About 1/3 of those who support eliminating ACA individual mandate via tax reform switch to opposing it after presented with facts/arguments
- As Republicans in Congress continue efforts to pass tax reform, the November Kaiser Health Tracking Poll examines views of the plans and how they relate to health care issues.

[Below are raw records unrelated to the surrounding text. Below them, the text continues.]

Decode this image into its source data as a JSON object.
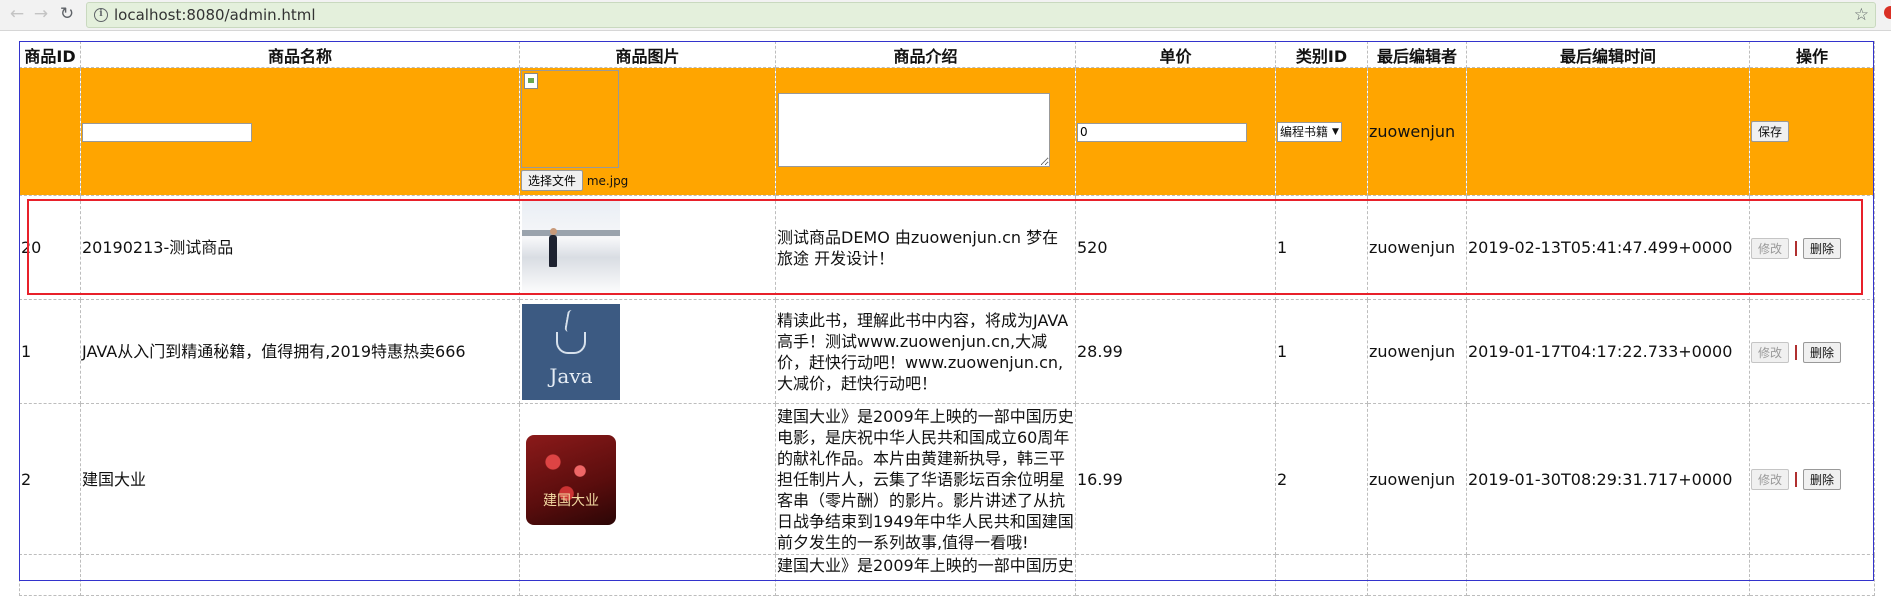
{
  "browser": {
    "url": "localhost:8080/admin.html"
  },
  "table": {
    "headers": [
      "商品ID",
      "商品名称",
      "商品图片",
      "商品介绍",
      "单价",
      "类别ID",
      "最后编辑者",
      "最后编辑时间",
      "操作"
    ],
    "edit_row": {
      "name_value": "",
      "image_alt": "",
      "file_button_label": "选择文件",
      "file_name": "me.jpg",
      "description_value": "",
      "price_value": "0",
      "category_selected": "编程书籍",
      "editor": "zuowenjun",
      "save_label": "保存"
    },
    "rows": [
      {
        "id": "20",
        "name": "20190213-测试商品",
        "description": "测试商品DEMO 由zuowenjun.cn 梦在旅途 开发设计！",
        "price": "520",
        "category_id": "1",
        "editor": "zuowenjun",
        "edit_time": "2019-02-13T05:41:47.499+0000",
        "edit_label": "修改",
        "delete_label": "删除"
      },
      {
        "id": "1",
        "name": "JAVA从入门到精通秘籍，值得拥有,2019特惠热卖666",
        "description": "精读此书，理解此书中内容，将成为JAVA高手！测试www.zuowenjun.cn,大减价，赶快行动吧！www.zuowenjun.cn,大减价，赶快行动吧！",
        "price": "28.99",
        "category_id": "1",
        "editor": "zuowenjun",
        "edit_time": "2019-01-17T04:17:22.733+0000",
        "edit_label": "修改",
        "delete_label": "删除",
        "image_text": "Java"
      },
      {
        "id": "2",
        "name": "建国大业",
        "description": "建国大业》是2009年上映的一部中国历史电影，是庆祝中华人民共和国成立60周年的献礼作品。本片由黄建新执导，韩三平担任制片人，云集了华语影坛百余位明星客串（零片酬）的影片。影片讲述了从抗日战争结束到1949年中华人民共和国建国前夕发生的一系列故事,值得一看哦!",
        "price": "16.99",
        "category_id": "2",
        "editor": "zuowenjun",
        "edit_time": "2019-01-30T08:29:31.717+0000",
        "edit_label": "修改",
        "delete_label": "删除",
        "image_text": "建国大业"
      }
    ],
    "partial_row": {
      "description": "建国大业》是2009年上映的一部中国历史"
    }
  },
  "colors": {
    "edit_row_bg": "#ffa500",
    "highlight_border": "#e8202a",
    "table_border": "#3333cc"
  }
}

Overall, reforming the tax code is seen as a “top priority” for President Trump and Congress by about three in ten (28 percent), falling well-behind several health care issues such as reauthorizing funding for the State Children’s Health Insurance Program (CHIP) (62 percent) and stabilizing the ACA marketplaces (48 percent). Among Republicans, about half (51 percent) say reforming the tax code is a “top priority” which is similar to the share who say the same about providing funding for places in the U.S. affected by hurricanes (52 percent), repealing the ACA (50 percent), reauthorizing CHIP (46 percent), stabilizing the ACA marketplaces (46 percent), and addressing the prescription painkiller epidemic (46 percent).
- One possible change in a Republican tax plan is eliminating the deduction allowed for high medical costs. The majority of the public (68 percent) – including majorities of Democrats (77 percent), independents (66 percent), and Republicans (61 percent) – oppose eliminating the tax deduction for individuals who have high health care costs. One reason why the majority of the public may oppose eliminating the tax deduction for high medical expenses is because more than four in ten (44 percent) think eliminating this tax deduction would affect them and their families.

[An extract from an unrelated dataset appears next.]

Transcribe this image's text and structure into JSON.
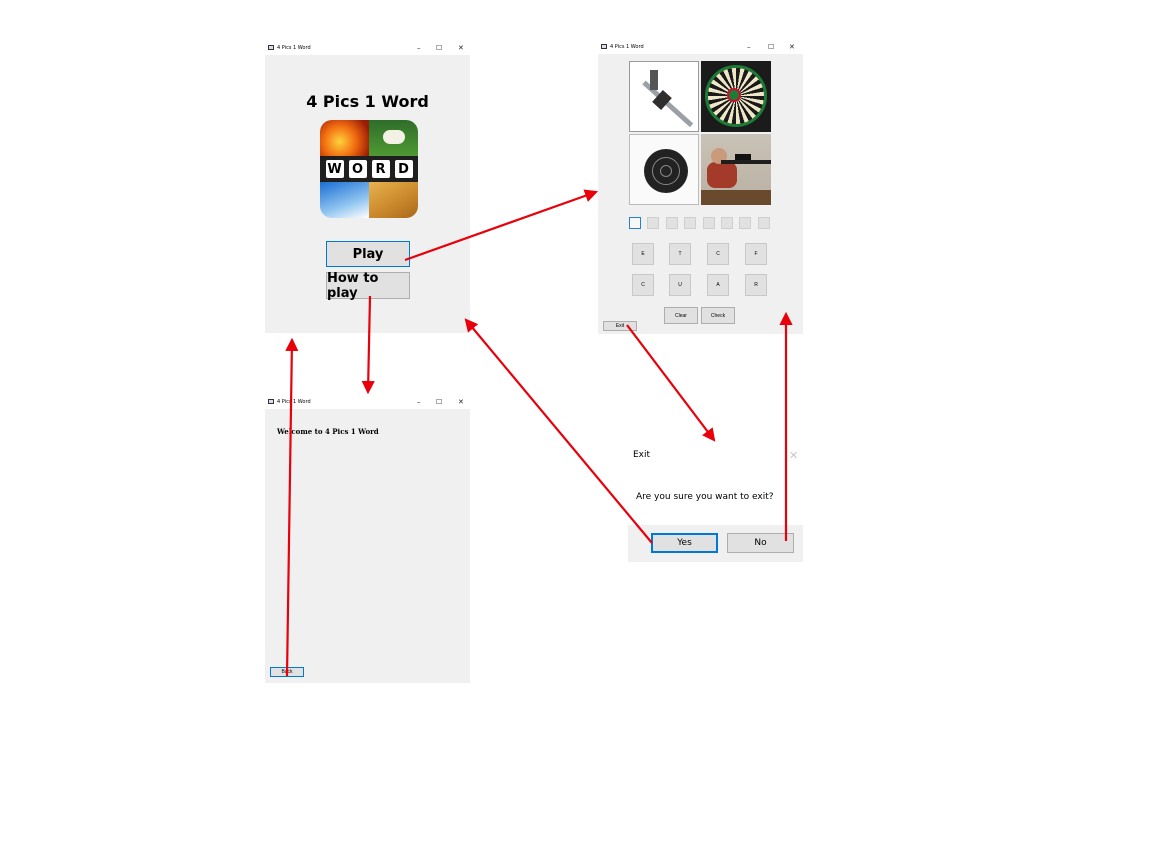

- The majority of the public (55 percent) support the idea of eliminating the requirement for all Americans to have health insurance or else pay a fine as part of the Republican tax plan. Views are largely driven by party with three-fourths of Republicans (73 percent) and six in ten independents (58 percent) supporting eliminating the individual mandate, while the majority of Democrats (59 percent) oppose eliminating the requirement as part of the Republican tax plan. Attitudes towards this idea are malleable with the share of the public who oppose eliminating the individual mandate growing to 62 percent when hearing that most people get their coverage through their employer or a public insurance program and therefore are not affected by the requirement.
- Looking to the political landscape and the 2018 midterm elections, the public is divided in their views of which could prove to be a bigger deal for President Trump and Republicans in Congress: not passing a tax reform plan or not repealing the ACA. Nearly half of the public say it will be a bigger problem if the president and Republicans are unable to pass their tax reform plan (47 percent), which is similar to the share who say it will be a bigger problem if they have not repealed the ACA (44 percent). Republicans are also divided with half saying it will be a bigger problem if President Trump and Republicans are unable to repeal the ACA compared to a similar share who say it will be a bigger problem if they are unable to pass their tax reform plan (45 percent).
Current Priorities for President Trump and Congress
When asked about a series of things that President Trump and Congress might try to do in the coming months, about six in ten of the public say reauthorizing funding for the State Children’s Health Insurance Program (CHIP) (62 percent) and providing funding for places in the U.S. affected by hurricanes (61 percent) should each be a “top priority.” This is followed by half (48 percent) who say stabilizing the ACA marketplaces where people who don’t get health insurance through their employer can buy coverage should be a “top priority” and four in ten (43 percent) who say addressing the prescription painkiller addiction epidemic should be a “top priority” for President Trump and Congress. Other issues, like strengthening immigration controls (35 percent) and passing legislation to allow Dreamers to stay in the U.S. (34 percent) have about a third of the public reporting each should be a “top priority.”
Despite the recent attention given to the Republican tax reform plan, it falls lower on the list of the public’s priorities, with about three in ten (28 percent) saying it should be a “top priority.” It ranks similar to repealing the 2010 Affordable Care Act (ACA) with about three in ten (29 percent) saying it should be a “top priority.” The share who say repealing the 2010 health care law should be a “top priority” for President Trump and Congress has decreased over the past year (down from 37 percent in December 2016). Among Republicans, the share who say repealing the ACA is a top priority has decreased 13 percentage points over the past year, from 63 percent in December 2016 to 50 percent this month.
Read more: https://www.kff.org/health-reform/poll-finding/kaiser-health-tracking-poll-november-2017-the-role-of-health-care-in-the-republican-tax-plan/?utm_campaign=KFF-2017-November-Poll-Tax-Reform-Vote&utm_content=63288026&utm_medium=social&utm_source=twitter